The N&O would like for the SCOTUS to figure out the answer to that question. No need, I can do it right here in a flash of inelegant jurisprudence.
No, they don’t have rights. Left-leaning universalists, while they ignore most economic rights like those to property or to what one honestly earns, would like us to believe that everyone has rights to most everything under the sun. Whether they are arguing for air-conditioning rights for ‘sweatshop’ employees in Guatemala, or habeus corpus for enemy combatants and terrorists, so-called "human rights" become a blunt instrument with which to hammer out every leftist fashion of the day.

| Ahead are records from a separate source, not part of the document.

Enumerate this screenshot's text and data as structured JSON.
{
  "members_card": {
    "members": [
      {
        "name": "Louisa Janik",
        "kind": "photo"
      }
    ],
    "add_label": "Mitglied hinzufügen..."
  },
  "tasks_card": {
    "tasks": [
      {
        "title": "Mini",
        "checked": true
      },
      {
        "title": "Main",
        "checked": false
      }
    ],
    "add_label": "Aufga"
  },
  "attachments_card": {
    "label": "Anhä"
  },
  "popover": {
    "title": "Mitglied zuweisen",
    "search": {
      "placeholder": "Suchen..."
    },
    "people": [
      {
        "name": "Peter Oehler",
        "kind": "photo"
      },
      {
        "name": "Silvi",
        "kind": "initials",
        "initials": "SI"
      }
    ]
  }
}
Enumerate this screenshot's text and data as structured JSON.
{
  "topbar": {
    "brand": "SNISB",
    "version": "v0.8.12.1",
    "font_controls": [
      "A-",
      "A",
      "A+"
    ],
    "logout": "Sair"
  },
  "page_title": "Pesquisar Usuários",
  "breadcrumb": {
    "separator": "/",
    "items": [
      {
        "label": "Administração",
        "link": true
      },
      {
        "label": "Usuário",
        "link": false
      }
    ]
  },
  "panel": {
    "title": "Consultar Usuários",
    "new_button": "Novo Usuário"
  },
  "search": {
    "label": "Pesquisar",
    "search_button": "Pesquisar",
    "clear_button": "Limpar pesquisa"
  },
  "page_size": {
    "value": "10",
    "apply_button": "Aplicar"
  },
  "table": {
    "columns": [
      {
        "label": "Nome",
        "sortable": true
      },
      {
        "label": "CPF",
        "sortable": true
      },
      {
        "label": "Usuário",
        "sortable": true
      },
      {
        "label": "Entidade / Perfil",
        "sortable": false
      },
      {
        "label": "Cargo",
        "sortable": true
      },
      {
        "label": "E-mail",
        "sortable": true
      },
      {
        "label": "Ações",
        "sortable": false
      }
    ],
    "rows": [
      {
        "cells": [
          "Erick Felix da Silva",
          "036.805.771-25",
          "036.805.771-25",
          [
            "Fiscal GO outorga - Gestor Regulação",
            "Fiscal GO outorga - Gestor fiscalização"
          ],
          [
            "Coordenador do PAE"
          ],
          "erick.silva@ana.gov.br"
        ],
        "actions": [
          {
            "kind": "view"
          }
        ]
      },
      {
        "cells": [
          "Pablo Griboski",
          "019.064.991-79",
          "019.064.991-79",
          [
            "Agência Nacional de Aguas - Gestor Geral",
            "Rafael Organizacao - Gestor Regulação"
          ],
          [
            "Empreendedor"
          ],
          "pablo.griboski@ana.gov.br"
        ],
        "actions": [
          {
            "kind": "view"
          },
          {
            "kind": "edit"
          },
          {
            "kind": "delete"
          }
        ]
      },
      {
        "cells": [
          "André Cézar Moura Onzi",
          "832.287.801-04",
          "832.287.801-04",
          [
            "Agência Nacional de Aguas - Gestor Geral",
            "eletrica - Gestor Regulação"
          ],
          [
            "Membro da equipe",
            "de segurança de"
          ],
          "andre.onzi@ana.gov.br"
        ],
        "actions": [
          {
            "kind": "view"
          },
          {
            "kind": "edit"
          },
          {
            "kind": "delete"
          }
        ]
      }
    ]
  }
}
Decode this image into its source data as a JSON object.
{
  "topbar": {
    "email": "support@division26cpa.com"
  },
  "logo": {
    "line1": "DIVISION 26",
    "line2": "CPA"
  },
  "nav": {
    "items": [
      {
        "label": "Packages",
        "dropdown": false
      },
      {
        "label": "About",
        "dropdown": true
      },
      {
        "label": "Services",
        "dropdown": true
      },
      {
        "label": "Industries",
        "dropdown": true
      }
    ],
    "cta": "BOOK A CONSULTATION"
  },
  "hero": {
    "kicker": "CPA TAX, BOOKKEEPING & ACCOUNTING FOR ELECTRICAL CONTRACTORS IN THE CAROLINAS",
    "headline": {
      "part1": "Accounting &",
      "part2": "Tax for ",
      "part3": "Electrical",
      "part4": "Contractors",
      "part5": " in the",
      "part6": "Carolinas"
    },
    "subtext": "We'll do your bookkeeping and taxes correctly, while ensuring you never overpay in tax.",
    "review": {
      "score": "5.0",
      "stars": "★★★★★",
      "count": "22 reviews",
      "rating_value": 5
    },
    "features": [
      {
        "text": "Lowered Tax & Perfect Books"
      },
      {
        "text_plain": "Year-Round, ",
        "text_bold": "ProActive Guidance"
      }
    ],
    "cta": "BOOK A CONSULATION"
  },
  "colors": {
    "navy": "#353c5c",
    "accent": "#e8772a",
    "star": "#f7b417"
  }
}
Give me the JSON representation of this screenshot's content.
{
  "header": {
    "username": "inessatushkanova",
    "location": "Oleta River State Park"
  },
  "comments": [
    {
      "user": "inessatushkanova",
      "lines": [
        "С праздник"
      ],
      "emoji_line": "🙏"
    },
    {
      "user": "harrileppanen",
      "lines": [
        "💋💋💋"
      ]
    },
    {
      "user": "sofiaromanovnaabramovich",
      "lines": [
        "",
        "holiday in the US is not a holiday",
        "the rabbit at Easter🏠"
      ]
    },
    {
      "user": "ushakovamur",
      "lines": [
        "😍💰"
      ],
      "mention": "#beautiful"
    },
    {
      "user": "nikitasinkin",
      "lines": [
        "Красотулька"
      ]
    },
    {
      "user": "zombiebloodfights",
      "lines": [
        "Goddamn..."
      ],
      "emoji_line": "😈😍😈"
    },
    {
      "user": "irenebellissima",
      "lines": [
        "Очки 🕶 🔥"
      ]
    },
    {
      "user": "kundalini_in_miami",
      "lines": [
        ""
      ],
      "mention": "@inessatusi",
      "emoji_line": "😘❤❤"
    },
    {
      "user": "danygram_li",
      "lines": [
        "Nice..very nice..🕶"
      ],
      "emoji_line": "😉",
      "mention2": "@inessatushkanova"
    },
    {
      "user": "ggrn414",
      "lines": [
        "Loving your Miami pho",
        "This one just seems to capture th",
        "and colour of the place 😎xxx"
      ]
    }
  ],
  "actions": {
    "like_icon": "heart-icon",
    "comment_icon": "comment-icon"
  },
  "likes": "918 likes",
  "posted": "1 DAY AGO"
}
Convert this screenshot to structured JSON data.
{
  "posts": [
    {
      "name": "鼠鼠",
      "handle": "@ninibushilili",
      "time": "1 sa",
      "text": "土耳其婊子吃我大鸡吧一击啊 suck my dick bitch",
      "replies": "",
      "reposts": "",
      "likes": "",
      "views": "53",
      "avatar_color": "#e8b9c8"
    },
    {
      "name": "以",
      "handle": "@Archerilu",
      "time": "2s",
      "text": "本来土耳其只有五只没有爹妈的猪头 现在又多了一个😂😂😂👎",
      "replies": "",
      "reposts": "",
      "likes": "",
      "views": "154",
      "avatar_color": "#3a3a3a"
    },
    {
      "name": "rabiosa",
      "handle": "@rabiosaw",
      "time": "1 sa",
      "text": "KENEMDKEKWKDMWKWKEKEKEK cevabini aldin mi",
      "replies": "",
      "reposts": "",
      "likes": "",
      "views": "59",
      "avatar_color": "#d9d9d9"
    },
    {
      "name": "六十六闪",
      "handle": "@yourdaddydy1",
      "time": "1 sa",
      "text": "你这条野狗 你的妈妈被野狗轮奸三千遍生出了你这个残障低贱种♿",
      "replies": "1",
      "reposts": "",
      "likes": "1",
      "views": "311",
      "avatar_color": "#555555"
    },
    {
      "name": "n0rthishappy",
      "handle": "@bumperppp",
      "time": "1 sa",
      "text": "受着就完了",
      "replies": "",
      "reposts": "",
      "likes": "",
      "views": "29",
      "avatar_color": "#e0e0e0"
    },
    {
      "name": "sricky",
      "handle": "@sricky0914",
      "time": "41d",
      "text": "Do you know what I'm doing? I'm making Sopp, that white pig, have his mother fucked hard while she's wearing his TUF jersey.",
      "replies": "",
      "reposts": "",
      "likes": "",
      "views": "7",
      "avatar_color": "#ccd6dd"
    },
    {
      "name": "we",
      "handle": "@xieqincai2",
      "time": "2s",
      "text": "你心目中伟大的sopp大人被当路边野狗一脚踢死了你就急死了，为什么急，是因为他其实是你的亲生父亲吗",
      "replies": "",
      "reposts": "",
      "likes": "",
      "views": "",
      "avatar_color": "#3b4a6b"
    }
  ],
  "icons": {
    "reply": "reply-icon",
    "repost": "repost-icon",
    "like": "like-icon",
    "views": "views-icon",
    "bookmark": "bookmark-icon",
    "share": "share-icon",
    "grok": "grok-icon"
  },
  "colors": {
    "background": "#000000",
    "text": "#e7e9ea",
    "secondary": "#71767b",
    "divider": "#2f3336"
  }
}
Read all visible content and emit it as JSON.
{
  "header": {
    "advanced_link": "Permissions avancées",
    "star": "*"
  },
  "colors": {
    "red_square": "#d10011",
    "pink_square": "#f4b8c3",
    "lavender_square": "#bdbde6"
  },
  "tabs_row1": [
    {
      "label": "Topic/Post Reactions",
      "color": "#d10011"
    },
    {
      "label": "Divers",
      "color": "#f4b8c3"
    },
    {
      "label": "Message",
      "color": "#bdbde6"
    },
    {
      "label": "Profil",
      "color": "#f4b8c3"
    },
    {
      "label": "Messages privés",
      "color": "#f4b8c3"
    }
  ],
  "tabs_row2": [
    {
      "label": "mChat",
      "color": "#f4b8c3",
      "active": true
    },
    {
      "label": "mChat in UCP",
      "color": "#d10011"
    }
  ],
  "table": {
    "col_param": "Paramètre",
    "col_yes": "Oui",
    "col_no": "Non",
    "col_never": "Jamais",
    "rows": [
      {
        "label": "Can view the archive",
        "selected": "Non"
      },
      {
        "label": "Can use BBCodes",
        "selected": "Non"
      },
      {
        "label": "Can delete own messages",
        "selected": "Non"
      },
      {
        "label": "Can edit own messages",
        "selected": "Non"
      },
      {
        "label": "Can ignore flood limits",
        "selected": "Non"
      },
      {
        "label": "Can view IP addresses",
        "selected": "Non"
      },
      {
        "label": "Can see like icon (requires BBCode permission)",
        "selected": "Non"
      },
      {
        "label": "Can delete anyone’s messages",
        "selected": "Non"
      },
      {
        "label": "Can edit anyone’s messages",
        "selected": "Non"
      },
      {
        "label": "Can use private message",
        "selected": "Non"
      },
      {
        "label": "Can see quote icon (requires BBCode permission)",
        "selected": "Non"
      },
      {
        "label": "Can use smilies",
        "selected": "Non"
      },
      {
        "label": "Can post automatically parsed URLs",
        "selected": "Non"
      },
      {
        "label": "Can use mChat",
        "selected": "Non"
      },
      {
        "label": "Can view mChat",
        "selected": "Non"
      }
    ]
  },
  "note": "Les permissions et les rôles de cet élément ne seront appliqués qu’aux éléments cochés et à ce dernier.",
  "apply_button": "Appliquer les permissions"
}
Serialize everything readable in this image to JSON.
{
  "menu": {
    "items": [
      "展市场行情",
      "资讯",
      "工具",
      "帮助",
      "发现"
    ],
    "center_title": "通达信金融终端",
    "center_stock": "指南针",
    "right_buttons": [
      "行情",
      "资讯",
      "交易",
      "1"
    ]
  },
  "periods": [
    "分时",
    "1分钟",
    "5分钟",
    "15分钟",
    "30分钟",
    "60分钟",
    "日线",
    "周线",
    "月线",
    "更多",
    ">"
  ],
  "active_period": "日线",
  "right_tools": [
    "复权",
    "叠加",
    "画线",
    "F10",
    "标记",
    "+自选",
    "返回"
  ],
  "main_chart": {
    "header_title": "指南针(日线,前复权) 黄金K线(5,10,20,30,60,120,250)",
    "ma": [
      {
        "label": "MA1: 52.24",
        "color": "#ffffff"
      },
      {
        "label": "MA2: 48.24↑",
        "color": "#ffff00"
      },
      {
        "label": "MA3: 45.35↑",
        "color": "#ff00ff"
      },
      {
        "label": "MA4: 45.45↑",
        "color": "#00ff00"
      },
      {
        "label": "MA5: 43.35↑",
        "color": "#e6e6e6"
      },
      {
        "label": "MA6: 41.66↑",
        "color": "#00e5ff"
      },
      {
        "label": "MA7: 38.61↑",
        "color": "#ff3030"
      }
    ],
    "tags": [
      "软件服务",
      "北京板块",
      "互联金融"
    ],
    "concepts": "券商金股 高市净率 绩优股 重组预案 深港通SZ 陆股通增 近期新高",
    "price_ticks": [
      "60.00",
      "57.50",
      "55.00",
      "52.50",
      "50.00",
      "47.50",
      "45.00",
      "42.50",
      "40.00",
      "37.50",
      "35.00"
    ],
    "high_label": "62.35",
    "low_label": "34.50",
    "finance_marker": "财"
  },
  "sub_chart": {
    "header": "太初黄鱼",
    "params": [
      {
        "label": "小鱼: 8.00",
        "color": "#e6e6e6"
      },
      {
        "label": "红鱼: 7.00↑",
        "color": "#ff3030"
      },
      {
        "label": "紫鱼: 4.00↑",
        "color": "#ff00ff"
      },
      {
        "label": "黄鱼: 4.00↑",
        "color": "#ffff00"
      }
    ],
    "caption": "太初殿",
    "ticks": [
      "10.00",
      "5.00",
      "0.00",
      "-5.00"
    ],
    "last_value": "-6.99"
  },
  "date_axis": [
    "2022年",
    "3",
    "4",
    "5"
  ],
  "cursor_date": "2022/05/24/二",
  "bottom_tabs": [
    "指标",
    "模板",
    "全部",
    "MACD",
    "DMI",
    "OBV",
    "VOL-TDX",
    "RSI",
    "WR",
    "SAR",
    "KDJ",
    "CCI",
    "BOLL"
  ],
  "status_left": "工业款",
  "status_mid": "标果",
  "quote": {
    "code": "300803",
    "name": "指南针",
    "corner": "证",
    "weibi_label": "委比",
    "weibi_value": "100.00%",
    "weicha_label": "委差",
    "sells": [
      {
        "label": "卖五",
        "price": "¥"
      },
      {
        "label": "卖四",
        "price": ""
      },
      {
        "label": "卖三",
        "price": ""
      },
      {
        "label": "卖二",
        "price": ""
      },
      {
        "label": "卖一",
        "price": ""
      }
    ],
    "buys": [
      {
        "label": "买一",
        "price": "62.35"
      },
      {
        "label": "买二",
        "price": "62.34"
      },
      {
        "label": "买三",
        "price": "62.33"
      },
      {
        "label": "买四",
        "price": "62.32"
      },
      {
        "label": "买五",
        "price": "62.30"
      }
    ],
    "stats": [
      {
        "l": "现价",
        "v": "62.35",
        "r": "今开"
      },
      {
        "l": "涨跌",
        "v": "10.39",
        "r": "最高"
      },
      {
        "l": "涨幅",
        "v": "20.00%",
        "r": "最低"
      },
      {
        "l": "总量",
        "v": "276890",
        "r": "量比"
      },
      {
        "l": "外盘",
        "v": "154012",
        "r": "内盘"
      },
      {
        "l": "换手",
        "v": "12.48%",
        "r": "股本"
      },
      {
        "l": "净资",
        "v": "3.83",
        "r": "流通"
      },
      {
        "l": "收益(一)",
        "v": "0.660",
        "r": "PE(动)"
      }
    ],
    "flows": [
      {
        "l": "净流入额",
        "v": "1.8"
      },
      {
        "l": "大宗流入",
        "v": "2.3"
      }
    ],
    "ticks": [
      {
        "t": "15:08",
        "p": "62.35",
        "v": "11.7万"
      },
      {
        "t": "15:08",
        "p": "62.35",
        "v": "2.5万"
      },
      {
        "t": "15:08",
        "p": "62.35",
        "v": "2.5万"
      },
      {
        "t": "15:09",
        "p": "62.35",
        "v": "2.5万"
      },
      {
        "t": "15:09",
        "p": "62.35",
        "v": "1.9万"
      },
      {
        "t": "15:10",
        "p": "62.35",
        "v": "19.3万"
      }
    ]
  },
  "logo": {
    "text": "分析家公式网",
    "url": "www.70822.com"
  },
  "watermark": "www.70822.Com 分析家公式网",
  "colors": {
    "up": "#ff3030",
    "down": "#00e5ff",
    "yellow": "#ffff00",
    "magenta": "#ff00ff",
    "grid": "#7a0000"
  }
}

Currently it’s about extending rights of “freedom fighters” (read: terrorists). But enemy combatants don’t have Constitutional rights. Rights Americans enjoy are the product of a kind of social contract that one citizen has with every other. Such is the nature of citizenship. The Constitution codifies that for Americans – drawing the line between us and them. Citizen and non-Citizen. Swearing allegiance to the Constitution, as naturalized citizens do, is to become a member of our club—to live under our rules. To suggest non-citizens – much less enemies – have citizenship (and thus Constitutional rights) is not only to make fuzzy what it means to be a citizen at all, but to extend citizenship to the realms of absurdity. (Such Kantian universalism is well described in Robert Kagan’s Of Paradise and Power.)
Whether we’re talking about Martians or the very enemies of our country and Constitution, foreign terrorists don’t have the same rights we do. If they did, everyone in the world would be American. This may sound good in an unreflective, warm-n-fuzzy sort of way. But it’s a utopian fancy that would offer aid and comfort to those who hate us most. Such is not to argue that we treat enemy combatants with no decency; but that standards of treatment should grow largely out of what is required to protect the American people. -MB